As luck would have it, my parents’ real estate agent clued me into an unpaid internship at a small public relations firm in downtown Seattle before I was even a month into this “last summer vacation of my life.” I was reluctant to pursue it at first, but was finally persuaded by the idea that I probably wouldn’t get it anyway. This must have given me just the edge I needed because business partner Sheila offered me the position on the spot and I was to start the following day.
When I say Richardson-Hurshell Public Relations was a “small” firm, it is to say that my hiring grew the staff by 25 percent, me being the sole male in the office. Sheila seemed like a seasoned, no nonsense business type, while Caroline, the company’s only paid employee, was a dynamo with a British accent that came and went depending on circumstances. I didn’t meet the other business partner, Jennifer, until a couple days later when she came up behind me, put her hands on my shoulders and said to the office at large, “Someone needs to tell this guy that we don’t wear suits around here.”
Jennifer immediately struck me as a dreamy, earth-mother type, with her wild red hair, and casual office attire. I liked her right away. I was to later learn about her widely-held reputation as a hard-driving, ball-busting, razor-smart entrepreneur. She was only dressing “down” during that period of her life because R-H’s largest client was a sportswear company. As wrong as I seem to have been about her, I now know that there is a dreamy, earth-mother inside her that only I was able to see.
Today is our wedding anniversary.
Today, 23 years ago, we impulsively (well, as impulsively as Washington State’s 3-day wait period will allow) went to the King County Courthouse, having swept up a couple R-H employees to serve as witnesses, and said, “I will.” This lack of ceremony is a tradition that will continue today. I don’t think either of us have ever remembered our anniversary without my mom prompting us. In fact, Jennifer was out of town for 7 of our first 9 anniversary dates, which were celebrated with little, “Woo hoos!” over the phone before moving on to more pressing business.
I joke sometimes that we’ve been married for 23 years, but it only feels like 22, and as cynical as it might sound there’s a beautiful truth in there. When Jennifer and I committed ourselves to one another, it emerged out of 2 years of having worked together shoulder-to-shoulder. Of course we laughed and played as well, but the core of our time together has been as partners, counting on one another, learning to take advantage of each other’s strengths and covering for weaknesses. We fell in love at work and it’s when we’re pulling together, side-by-side, counting on one another, that we are at our best. There can be no better foundation for an enduring partnership. The work of marriage is not always easy, but it is infinitely rewarding.

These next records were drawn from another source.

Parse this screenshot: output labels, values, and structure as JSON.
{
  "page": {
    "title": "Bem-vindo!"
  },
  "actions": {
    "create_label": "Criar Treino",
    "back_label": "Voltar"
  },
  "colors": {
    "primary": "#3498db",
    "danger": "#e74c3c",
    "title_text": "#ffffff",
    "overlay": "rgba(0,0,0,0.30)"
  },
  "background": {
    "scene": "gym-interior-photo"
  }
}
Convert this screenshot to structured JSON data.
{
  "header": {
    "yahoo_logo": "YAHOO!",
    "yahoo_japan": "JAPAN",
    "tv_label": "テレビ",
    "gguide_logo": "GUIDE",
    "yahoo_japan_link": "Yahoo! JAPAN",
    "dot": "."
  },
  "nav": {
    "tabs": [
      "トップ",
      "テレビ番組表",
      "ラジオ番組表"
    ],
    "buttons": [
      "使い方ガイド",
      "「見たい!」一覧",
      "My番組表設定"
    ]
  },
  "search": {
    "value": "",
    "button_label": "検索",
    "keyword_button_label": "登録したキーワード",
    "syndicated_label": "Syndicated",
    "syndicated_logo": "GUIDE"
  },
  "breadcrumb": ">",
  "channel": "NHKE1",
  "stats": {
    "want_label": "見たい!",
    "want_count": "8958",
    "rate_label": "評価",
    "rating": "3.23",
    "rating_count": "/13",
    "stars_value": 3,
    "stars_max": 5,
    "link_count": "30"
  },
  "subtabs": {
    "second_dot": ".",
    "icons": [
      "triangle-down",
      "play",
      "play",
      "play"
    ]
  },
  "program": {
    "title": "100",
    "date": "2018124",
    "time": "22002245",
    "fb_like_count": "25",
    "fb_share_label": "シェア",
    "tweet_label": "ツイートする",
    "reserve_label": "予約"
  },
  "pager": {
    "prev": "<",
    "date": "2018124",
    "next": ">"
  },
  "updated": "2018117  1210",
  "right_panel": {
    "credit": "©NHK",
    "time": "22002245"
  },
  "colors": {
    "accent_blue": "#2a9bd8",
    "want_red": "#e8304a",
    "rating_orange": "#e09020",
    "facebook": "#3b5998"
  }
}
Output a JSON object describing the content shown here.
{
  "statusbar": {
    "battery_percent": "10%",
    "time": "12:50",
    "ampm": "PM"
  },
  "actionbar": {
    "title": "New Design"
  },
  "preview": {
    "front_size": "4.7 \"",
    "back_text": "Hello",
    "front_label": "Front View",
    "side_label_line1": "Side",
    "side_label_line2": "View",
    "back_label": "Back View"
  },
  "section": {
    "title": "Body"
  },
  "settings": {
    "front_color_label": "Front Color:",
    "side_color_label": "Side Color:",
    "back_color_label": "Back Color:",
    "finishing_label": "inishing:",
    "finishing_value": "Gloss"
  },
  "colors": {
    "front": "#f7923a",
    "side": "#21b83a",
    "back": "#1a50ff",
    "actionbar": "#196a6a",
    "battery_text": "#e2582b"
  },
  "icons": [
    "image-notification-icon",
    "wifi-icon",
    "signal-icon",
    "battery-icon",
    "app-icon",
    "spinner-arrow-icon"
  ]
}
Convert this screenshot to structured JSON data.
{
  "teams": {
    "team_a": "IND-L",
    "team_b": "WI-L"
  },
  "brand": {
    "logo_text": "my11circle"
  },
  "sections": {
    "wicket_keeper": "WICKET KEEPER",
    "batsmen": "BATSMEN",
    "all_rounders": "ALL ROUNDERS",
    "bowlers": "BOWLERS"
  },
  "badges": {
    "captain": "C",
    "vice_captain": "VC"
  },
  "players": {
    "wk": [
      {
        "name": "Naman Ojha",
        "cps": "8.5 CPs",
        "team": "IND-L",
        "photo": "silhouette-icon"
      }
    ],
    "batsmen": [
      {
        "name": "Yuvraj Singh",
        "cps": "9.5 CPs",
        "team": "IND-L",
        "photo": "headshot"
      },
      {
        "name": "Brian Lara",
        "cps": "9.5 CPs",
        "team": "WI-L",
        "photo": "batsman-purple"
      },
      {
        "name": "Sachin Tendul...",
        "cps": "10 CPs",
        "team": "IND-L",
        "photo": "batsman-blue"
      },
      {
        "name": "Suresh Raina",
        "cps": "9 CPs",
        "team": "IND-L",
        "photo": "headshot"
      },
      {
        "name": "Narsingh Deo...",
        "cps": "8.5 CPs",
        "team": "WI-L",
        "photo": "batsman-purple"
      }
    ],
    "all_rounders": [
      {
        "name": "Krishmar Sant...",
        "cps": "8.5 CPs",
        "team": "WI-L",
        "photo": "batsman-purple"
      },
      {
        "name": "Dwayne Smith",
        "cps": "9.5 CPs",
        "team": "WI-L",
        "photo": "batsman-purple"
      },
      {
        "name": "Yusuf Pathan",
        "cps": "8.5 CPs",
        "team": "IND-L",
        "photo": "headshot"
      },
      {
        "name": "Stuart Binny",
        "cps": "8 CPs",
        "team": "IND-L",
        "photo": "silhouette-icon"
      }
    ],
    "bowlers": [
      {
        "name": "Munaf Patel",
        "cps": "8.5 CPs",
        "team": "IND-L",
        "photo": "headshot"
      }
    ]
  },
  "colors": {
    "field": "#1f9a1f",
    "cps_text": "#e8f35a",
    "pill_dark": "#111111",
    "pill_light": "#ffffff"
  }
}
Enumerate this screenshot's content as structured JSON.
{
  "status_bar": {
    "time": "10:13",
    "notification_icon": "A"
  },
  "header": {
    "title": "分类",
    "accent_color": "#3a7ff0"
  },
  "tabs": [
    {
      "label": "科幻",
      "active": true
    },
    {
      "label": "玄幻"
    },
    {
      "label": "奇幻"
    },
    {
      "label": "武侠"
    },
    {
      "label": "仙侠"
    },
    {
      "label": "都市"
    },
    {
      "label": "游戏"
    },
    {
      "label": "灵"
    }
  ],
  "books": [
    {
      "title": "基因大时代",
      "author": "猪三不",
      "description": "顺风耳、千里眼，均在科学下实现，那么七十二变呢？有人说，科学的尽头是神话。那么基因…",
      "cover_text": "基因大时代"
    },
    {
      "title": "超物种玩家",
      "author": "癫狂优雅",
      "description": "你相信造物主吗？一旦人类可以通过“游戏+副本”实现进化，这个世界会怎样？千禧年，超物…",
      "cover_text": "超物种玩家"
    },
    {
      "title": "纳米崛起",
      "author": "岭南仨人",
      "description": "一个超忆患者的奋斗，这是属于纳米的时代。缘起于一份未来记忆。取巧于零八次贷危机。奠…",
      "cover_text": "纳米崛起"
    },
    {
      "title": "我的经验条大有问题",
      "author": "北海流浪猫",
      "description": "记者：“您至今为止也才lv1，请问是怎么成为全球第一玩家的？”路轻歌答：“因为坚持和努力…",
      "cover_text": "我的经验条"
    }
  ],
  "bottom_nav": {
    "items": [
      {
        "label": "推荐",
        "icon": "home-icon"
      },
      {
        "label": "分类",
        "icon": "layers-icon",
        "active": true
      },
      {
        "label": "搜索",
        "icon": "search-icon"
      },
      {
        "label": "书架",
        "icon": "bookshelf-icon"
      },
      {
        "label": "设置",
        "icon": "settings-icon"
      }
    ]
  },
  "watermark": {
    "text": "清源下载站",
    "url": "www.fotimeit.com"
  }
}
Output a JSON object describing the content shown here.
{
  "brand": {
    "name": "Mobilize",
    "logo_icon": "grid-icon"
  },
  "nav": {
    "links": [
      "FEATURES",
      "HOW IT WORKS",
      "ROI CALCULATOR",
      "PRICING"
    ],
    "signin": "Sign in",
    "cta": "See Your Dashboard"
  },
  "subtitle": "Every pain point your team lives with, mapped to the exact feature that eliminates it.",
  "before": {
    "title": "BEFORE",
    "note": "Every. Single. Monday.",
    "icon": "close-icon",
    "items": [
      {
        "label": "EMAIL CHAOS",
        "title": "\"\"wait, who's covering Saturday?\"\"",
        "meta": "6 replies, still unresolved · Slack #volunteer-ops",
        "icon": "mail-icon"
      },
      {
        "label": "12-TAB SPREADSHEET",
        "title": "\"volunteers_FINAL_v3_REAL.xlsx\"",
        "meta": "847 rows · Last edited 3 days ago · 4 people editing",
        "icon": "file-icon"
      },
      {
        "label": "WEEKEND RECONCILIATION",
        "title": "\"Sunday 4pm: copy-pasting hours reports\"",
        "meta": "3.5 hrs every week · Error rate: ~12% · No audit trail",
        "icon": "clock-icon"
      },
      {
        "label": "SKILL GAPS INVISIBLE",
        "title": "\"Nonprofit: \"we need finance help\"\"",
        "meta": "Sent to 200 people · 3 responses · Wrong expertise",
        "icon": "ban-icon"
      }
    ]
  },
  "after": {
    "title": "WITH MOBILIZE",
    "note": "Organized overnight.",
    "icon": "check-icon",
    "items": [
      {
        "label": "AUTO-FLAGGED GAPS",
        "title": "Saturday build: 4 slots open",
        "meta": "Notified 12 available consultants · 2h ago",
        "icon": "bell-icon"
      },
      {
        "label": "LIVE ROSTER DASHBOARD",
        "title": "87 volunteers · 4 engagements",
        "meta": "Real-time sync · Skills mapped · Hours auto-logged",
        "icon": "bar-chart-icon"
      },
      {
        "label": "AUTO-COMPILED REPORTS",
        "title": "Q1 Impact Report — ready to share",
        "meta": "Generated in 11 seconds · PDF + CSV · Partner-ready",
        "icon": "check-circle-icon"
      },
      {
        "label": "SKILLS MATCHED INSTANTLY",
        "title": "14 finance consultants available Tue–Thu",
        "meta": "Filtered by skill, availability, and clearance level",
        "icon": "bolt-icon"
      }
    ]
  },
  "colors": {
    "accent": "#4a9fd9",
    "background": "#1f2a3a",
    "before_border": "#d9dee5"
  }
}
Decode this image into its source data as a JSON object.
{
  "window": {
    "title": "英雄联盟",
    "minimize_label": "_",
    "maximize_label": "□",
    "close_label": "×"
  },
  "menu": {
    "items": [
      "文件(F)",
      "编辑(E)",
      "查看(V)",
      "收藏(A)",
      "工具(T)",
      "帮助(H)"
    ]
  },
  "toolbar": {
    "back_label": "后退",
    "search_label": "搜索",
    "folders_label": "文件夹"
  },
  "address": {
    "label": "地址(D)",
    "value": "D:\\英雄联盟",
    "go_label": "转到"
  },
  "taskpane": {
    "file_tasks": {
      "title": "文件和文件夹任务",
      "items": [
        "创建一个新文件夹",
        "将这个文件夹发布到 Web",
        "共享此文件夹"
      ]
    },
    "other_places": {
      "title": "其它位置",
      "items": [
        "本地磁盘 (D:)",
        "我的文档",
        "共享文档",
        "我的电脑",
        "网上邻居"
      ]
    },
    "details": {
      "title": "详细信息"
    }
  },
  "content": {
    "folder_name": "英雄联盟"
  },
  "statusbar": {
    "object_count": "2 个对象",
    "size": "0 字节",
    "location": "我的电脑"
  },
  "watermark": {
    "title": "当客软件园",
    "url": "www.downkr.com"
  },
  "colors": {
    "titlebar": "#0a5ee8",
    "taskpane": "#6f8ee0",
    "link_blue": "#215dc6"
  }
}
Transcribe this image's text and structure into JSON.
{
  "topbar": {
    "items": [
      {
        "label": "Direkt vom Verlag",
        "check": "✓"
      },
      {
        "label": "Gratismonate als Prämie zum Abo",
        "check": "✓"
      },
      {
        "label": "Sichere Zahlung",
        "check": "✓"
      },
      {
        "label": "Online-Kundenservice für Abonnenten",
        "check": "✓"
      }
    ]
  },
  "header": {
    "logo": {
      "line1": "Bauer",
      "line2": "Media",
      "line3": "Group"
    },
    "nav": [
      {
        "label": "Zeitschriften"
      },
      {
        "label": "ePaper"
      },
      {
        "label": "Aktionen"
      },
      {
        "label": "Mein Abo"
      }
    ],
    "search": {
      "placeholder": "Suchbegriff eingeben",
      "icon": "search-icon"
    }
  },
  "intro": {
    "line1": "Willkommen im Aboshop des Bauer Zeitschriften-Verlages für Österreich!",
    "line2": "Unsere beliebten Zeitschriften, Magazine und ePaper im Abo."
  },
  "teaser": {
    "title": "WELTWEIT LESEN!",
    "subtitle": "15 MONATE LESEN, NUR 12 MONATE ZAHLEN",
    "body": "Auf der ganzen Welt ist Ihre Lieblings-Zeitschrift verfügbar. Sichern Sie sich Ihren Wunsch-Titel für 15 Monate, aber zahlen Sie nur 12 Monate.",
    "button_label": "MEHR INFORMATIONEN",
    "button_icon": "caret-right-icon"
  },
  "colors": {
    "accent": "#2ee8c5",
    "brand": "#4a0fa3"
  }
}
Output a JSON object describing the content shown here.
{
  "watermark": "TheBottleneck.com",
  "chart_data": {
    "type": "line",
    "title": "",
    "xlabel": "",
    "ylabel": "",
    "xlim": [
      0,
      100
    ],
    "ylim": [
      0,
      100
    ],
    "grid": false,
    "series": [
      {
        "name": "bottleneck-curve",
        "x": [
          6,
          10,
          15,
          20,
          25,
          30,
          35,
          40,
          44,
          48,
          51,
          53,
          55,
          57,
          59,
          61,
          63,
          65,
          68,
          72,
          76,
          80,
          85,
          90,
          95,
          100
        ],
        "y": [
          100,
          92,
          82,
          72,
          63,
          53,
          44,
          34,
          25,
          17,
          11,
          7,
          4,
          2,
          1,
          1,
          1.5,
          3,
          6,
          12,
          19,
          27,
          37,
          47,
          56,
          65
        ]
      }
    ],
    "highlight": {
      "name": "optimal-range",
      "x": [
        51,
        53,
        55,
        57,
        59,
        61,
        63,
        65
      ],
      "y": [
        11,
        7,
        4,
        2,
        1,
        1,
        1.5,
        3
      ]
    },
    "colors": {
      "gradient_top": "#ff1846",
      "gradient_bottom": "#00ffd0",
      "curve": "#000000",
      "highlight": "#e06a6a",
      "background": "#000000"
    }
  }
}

We have done so much together. We’ve survived and thrived together. We’ve coasted and we’ve struggled. We’ve lived in palaces and hovels, traveled the world, rubbed shoulders with royalty and paupers. We’ve made friends together and fought enemies together. I never even try to imagine life without her – sometimes it’s best to avert ones eyes from horrors. When I look into her face, I see a reflection of myself perfected. I don’t walk the world as a solitary man; there are always footprints in the sand that parallel mine. I love her with every fiber of my being.
I’ve never been more happily married, nor more proud of any accomplishment, than I am today. On my dying day, it will be as the luckiest man on earth for having found my female half when I was young enough to spend my entire adult life with her. The world may take away my money, my home, my reputation and my pride, but those things are nothing to me as long as I have Jennifer.
I love you, Nif. Happy anniversary!